Breshad Perriman and Jalen Reagor are pure upside plays but they won't be missed by the time November comes around since they are highly unlikely to supplant my trio of Keenan Allen, Amari Cooper, and Kenny Golladay.
August Terminator Draft
This draft is nearly over as we are currently in Round 24. With the fifth pick, I tried a different strategy to see how I liked the roster construction. There is some degree of risk with Dalvin Cook (holdout), Derrick Henry (last year's workload), and Alvin Kamara (injury history), so I grabbed Michael Thomas first. It felt just a bit early to go with a tight end and both Kittle and Kelce were gone before my next pick.
I really wanted either Josh Jacobs or Austin Ekeler in Round 2 but it was not meant to be, so I grudgingly took Nick Chubb which forced me to secure my second RB a little earlier than usual. I am trying to have 110% exposure to Cam Akers this year, so no complaints with the results.
The starting lineup of Deshaun Watson, Nick Chubb, Cam Akers, Michael Thomas, Allen Robinson II, Courtland Sutton, and Hunter Henry provides a high floor across the board with the possible exception of Akers. That explains the boring selections of Duke Johnson and Marlon Mack a bit later. The latter half of this draft was filled with more lotto tickets than usual as a result.
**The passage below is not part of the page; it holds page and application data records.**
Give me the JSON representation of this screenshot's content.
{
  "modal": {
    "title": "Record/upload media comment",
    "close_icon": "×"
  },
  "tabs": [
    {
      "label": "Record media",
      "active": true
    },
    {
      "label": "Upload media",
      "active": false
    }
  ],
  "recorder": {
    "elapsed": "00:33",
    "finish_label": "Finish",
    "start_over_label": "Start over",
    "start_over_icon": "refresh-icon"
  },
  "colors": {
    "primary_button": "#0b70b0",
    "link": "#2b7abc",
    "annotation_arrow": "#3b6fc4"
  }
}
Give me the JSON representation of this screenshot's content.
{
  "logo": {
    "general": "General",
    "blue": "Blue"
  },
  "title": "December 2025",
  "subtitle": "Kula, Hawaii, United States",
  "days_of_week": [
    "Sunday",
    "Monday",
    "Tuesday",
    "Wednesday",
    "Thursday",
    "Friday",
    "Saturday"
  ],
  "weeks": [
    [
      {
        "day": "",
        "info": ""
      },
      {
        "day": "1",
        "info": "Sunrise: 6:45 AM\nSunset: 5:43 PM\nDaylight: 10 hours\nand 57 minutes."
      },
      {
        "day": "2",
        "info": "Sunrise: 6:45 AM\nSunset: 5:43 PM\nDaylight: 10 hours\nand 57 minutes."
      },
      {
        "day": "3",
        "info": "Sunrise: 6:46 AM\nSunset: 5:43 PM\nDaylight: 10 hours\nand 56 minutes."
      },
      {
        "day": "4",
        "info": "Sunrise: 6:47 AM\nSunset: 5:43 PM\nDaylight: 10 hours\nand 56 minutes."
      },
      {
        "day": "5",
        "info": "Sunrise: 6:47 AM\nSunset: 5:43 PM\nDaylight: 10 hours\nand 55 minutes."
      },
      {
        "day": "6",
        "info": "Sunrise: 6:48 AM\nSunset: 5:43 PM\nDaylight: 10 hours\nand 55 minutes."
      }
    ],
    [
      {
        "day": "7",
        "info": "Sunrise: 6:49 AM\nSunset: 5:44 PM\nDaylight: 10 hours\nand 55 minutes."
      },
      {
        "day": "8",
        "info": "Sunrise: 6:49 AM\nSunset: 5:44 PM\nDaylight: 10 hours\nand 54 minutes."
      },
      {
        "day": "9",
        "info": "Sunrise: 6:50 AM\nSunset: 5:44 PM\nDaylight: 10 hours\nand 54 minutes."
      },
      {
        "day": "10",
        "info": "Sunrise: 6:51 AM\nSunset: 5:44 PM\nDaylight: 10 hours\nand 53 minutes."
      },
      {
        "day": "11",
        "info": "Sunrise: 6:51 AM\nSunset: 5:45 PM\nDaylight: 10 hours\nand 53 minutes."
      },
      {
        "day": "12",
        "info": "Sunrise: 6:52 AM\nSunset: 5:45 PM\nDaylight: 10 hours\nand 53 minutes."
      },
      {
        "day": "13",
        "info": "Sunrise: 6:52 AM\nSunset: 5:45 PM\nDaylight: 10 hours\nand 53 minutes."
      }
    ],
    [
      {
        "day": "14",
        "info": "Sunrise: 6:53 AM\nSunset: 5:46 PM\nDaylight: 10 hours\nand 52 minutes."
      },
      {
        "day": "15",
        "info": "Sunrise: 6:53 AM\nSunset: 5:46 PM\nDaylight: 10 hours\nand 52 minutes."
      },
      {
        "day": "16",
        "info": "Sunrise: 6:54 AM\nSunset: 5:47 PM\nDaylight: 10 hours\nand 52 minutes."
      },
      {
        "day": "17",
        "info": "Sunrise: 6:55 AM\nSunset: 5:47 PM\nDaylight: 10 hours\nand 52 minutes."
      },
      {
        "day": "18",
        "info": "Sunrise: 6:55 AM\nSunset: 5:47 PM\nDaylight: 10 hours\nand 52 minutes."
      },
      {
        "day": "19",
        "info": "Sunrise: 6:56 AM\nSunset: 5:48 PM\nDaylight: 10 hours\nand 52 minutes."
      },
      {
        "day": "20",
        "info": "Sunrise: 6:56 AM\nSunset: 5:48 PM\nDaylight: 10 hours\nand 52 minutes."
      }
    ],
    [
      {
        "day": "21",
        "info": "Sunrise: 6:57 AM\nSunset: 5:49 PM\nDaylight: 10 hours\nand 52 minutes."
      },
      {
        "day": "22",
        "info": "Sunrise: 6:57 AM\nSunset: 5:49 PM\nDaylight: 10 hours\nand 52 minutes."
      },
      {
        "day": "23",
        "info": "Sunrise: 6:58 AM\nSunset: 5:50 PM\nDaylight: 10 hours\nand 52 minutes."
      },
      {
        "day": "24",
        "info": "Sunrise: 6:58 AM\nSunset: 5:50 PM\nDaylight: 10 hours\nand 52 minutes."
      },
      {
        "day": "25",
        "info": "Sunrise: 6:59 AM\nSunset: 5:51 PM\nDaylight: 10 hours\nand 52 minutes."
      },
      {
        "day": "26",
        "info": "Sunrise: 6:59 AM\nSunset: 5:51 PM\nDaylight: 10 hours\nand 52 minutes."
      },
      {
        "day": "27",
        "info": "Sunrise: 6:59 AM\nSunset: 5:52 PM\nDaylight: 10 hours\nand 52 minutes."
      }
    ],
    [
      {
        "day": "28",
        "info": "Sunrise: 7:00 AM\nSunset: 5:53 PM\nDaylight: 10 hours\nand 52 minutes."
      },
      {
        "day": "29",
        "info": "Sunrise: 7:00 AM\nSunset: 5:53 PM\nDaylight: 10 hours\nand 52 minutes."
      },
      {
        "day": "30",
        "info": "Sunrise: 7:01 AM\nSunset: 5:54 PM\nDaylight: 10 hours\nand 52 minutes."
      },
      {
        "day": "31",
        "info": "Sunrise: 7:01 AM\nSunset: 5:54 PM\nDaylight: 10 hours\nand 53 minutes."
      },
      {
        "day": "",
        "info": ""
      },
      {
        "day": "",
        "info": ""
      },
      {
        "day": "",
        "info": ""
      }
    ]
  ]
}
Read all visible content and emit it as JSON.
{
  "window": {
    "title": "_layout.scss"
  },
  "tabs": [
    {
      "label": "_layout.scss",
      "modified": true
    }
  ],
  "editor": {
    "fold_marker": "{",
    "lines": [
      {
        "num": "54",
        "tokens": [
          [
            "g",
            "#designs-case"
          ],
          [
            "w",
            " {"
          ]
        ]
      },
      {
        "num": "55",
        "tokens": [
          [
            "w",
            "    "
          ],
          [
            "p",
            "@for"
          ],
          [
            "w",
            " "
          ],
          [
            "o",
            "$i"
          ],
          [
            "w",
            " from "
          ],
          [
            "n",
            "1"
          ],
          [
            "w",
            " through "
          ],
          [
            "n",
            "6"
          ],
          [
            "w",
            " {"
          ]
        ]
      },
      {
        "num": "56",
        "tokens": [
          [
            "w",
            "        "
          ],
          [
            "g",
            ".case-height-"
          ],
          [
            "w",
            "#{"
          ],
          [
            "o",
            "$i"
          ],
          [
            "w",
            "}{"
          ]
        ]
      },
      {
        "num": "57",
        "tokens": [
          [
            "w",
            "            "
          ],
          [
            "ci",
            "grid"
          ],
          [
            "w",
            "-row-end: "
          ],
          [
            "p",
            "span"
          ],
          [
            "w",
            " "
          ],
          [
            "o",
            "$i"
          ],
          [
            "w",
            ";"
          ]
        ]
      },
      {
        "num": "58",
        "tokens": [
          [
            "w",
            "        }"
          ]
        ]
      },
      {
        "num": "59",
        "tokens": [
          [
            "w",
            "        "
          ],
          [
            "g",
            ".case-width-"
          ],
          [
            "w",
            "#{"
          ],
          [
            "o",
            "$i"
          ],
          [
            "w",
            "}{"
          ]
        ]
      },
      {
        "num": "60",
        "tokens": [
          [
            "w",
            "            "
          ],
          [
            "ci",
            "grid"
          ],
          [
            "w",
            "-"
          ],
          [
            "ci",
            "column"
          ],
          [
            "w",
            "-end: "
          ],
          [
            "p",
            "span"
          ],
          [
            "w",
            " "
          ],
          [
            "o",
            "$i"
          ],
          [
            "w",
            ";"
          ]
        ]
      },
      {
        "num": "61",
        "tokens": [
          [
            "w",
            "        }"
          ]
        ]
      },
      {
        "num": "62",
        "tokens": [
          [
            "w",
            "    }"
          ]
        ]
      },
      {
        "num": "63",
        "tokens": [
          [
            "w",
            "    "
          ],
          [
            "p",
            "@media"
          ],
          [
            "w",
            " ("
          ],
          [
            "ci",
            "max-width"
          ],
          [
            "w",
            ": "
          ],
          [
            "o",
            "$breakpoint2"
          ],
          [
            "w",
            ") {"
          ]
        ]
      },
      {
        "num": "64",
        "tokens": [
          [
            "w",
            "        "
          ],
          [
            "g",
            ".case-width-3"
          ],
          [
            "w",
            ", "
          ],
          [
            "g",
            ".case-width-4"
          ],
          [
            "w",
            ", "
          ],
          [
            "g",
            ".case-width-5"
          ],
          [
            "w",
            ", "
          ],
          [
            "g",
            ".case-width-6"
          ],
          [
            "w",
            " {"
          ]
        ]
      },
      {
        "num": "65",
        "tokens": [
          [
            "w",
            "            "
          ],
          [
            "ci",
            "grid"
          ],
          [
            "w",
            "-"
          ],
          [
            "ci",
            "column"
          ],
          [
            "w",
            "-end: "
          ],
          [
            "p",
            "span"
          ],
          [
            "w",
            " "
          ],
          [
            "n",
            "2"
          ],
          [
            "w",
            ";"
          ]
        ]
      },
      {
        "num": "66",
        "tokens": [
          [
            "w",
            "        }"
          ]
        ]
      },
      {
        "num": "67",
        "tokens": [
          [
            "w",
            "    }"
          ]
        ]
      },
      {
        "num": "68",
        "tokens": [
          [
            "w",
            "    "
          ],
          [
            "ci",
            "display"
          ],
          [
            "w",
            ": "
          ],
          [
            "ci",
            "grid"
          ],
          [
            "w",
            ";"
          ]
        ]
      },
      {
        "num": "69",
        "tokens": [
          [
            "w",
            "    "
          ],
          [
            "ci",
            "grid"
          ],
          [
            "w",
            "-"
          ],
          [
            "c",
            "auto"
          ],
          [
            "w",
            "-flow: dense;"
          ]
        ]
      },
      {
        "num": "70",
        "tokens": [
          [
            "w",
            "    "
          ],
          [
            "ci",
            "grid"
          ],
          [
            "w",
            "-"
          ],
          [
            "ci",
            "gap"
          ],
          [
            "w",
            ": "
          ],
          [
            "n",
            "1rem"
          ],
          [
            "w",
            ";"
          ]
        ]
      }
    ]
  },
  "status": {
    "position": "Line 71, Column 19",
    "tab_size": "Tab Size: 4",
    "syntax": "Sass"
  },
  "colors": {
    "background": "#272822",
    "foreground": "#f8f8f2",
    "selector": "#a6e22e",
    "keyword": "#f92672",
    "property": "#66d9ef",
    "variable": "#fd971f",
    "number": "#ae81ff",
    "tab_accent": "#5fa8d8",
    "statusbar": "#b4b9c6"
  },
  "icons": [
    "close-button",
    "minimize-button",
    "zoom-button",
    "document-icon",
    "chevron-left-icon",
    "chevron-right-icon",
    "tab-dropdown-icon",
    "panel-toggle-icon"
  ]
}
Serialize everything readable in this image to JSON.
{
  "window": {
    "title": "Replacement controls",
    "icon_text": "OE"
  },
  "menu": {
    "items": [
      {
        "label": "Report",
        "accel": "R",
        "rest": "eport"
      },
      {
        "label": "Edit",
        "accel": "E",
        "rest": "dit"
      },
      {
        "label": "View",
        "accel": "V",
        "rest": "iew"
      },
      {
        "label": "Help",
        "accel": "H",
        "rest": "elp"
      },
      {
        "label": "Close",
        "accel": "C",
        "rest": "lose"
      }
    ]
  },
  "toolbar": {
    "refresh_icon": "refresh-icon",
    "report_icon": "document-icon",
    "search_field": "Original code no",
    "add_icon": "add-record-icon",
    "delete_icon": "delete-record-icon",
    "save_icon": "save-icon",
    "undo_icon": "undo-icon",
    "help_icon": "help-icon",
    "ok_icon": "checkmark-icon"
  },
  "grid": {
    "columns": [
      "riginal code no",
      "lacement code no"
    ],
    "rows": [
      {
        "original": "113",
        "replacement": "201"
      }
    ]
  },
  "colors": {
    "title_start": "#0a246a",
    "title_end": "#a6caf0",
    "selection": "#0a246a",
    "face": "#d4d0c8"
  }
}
I don't expect Dez Bryant to sign before the year starts but that just means he is my preseason termination pick. Same goes for Devonta Freeman, who could be a high-reward pick or an early termination if nothing pans out.
Another player appearing on the most recent draft that wasn't selected a few months ago is Scotty Miller, who I grabbed in Round 24. Following training camp buzz has spoiled many a fantasy roster, but in this league it's exactly the type of player to target late. If he pays off, great! If he doesn't turn out to be the next Wes Welker, he gets the boot in a couple of weeks.
You may or may not agree with all my draft strategies, but if nothing else, this should provide insight as to how you can tackle roster construction for this unique format. Give it a try by following the links listed at the top of this article!
Win Big With RotoBaller
Be sure to also check out all of our other daily fantasy football articles and analysis to help you set those winning lineups, including this new RotoBaller YouTube video:
More Best-Ball League Strategy